• **RECORDED INFORMATION**:
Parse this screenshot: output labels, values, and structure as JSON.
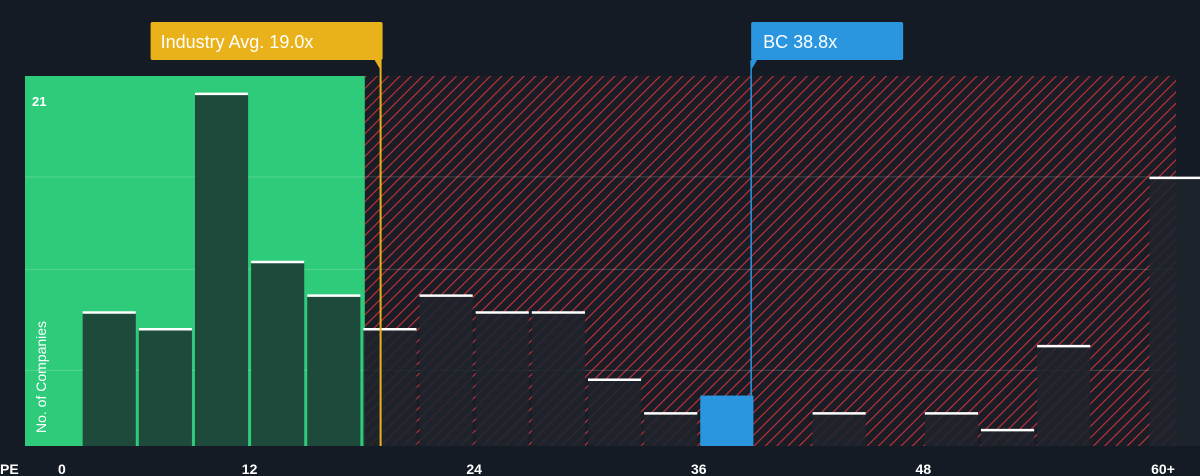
{
  "chart_data": {
    "type": "bar",
    "xlabel": "PE",
    "ylabel": "No. of Companies",
    "x_ticks": [
      "0",
      "12",
      "24",
      "36",
      "48",
      "60+"
    ],
    "x_tick_values": [
      0,
      12,
      24,
      36,
      48,
      60
    ],
    "y_max_label": "21",
    "ylim": [
      0,
      22
    ],
    "xlim": [
      0,
      61.5
    ],
    "bin_width": 3,
    "bins": [
      {
        "start": 3,
        "value": 8
      },
      {
        "start": 6,
        "value": 7
      },
      {
        "start": 9,
        "value": 21
      },
      {
        "start": 12,
        "value": 11
      },
      {
        "start": 15,
        "value": 9
      },
      {
        "start": 18,
        "value": 7
      },
      {
        "start": 21,
        "value": 9
      },
      {
        "start": 24,
        "value": 8
      },
      {
        "start": 27,
        "value": 8
      },
      {
        "start": 30,
        "value": 4
      },
      {
        "start": 33,
        "value": 2
      },
      {
        "start": 36,
        "value": 3,
        "highlight": true
      },
      {
        "start": 42,
        "value": 2
      },
      {
        "start": 48,
        "value": 2
      },
      {
        "start": 51,
        "value": 1
      },
      {
        "start": 54,
        "value": 6
      },
      {
        "start": 60,
        "value": 16
      }
    ],
    "industry_avg": {
      "label": "Industry Avg. 19.0x",
      "value": 19.0
    },
    "company": {
      "label": "BC 38.8x",
      "value": 38.8
    },
    "colors": {
      "background": "#151b24",
      "green_zone": "#2ecc7a",
      "bar_in_green": "#1e4a3c",
      "bar_dark": "#1f242c",
      "bar_top": "#ffffff",
      "hatch": "#c8323c",
      "industry": "#e9b21a",
      "company": "#2b96e0",
      "text": "#ffffff"
    }
  }
}
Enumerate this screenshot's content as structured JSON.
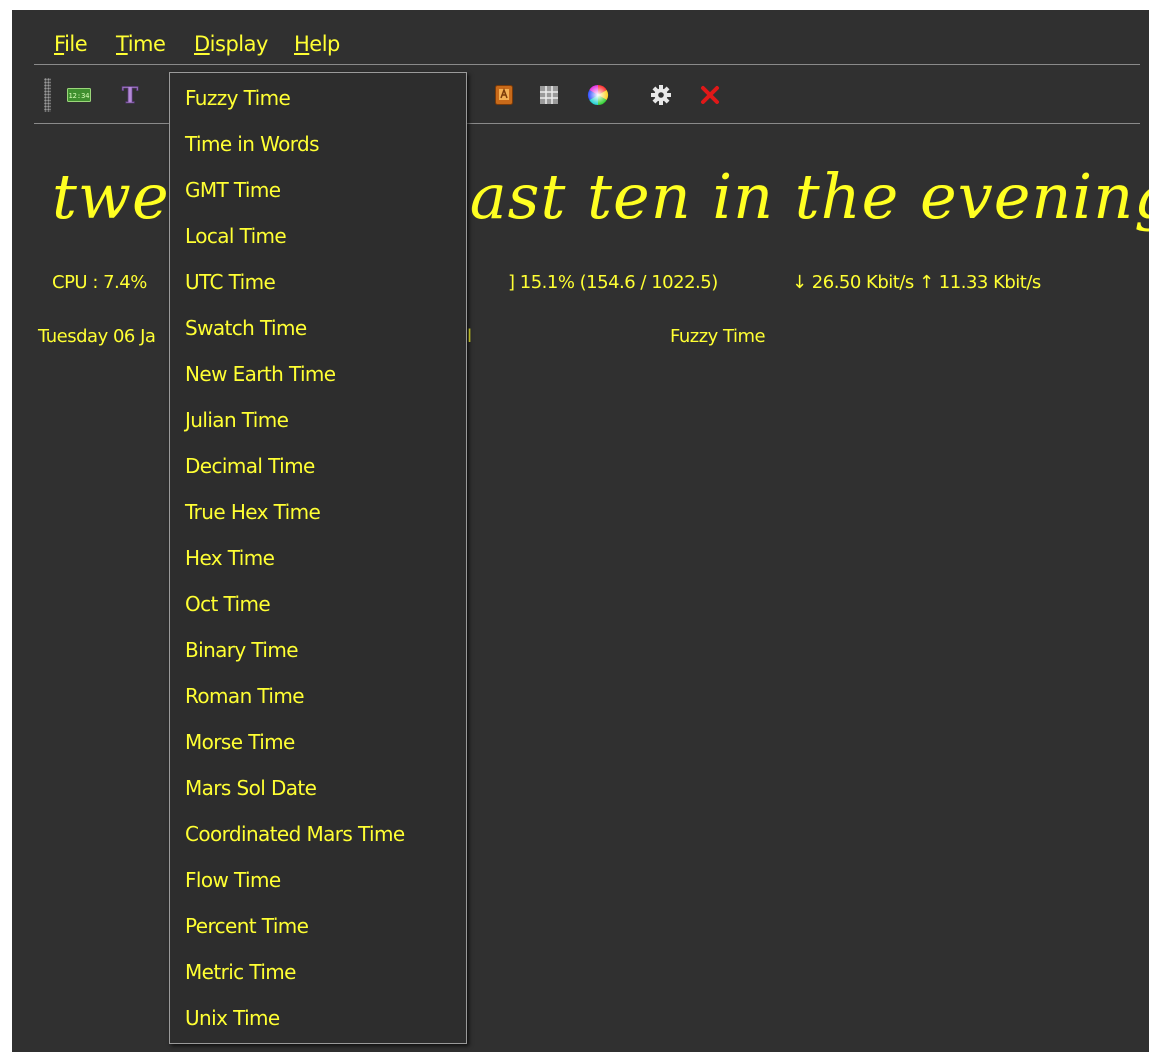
{
  "menubar": {
    "items": [
      {
        "mnemonic": "F",
        "rest": "ile"
      },
      {
        "mnemonic": "T",
        "rest": "ime"
      },
      {
        "mnemonic": "D",
        "rest": "isplay"
      },
      {
        "mnemonic": "H",
        "rest": "elp"
      }
    ]
  },
  "toolbar": {
    "digital_icon_text": "12:34",
    "font_icon_text": "T",
    "icons": [
      "digital-clock-icon",
      "font-icon",
      "alarm-icon",
      "grid-icon",
      "color-wheel-icon",
      "settings-icon",
      "close-icon"
    ]
  },
  "main": {
    "big_time_left": "twe",
    "big_time_right": "ast ten in the evening",
    "cpu": "CPU : 7.4%",
    "memory": "] 15.1% (154.6 / 1022.5)",
    "network": "↓ 26.50 Kbit/s ↑ 11.33 Kbit/s",
    "date": "Tuesday 06 Ja",
    "date_tail": "l",
    "time_mode": "Fuzzy Time"
  },
  "dropdown": {
    "items": [
      "Fuzzy Time",
      "Time in Words",
      "GMT Time",
      "Local Time",
      "UTC Time",
      "Swatch Time",
      "New Earth Time",
      "Julian Time",
      "Decimal Time",
      "True Hex Time",
      "Hex Time",
      "Oct Time",
      "Binary Time",
      "Roman Time",
      "Morse Time",
      "Mars Sol Date",
      "Coordinated Mars Time",
      "Flow Time",
      "Percent Time",
      "Metric Time",
      "Unix Time"
    ]
  },
  "colors": {
    "background": "#303030",
    "text": "#ffff33"
  }
}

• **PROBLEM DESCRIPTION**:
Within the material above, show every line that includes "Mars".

• **OUTPUT**:
      "Mars Sol Date",
      "Coordinated Mars Time",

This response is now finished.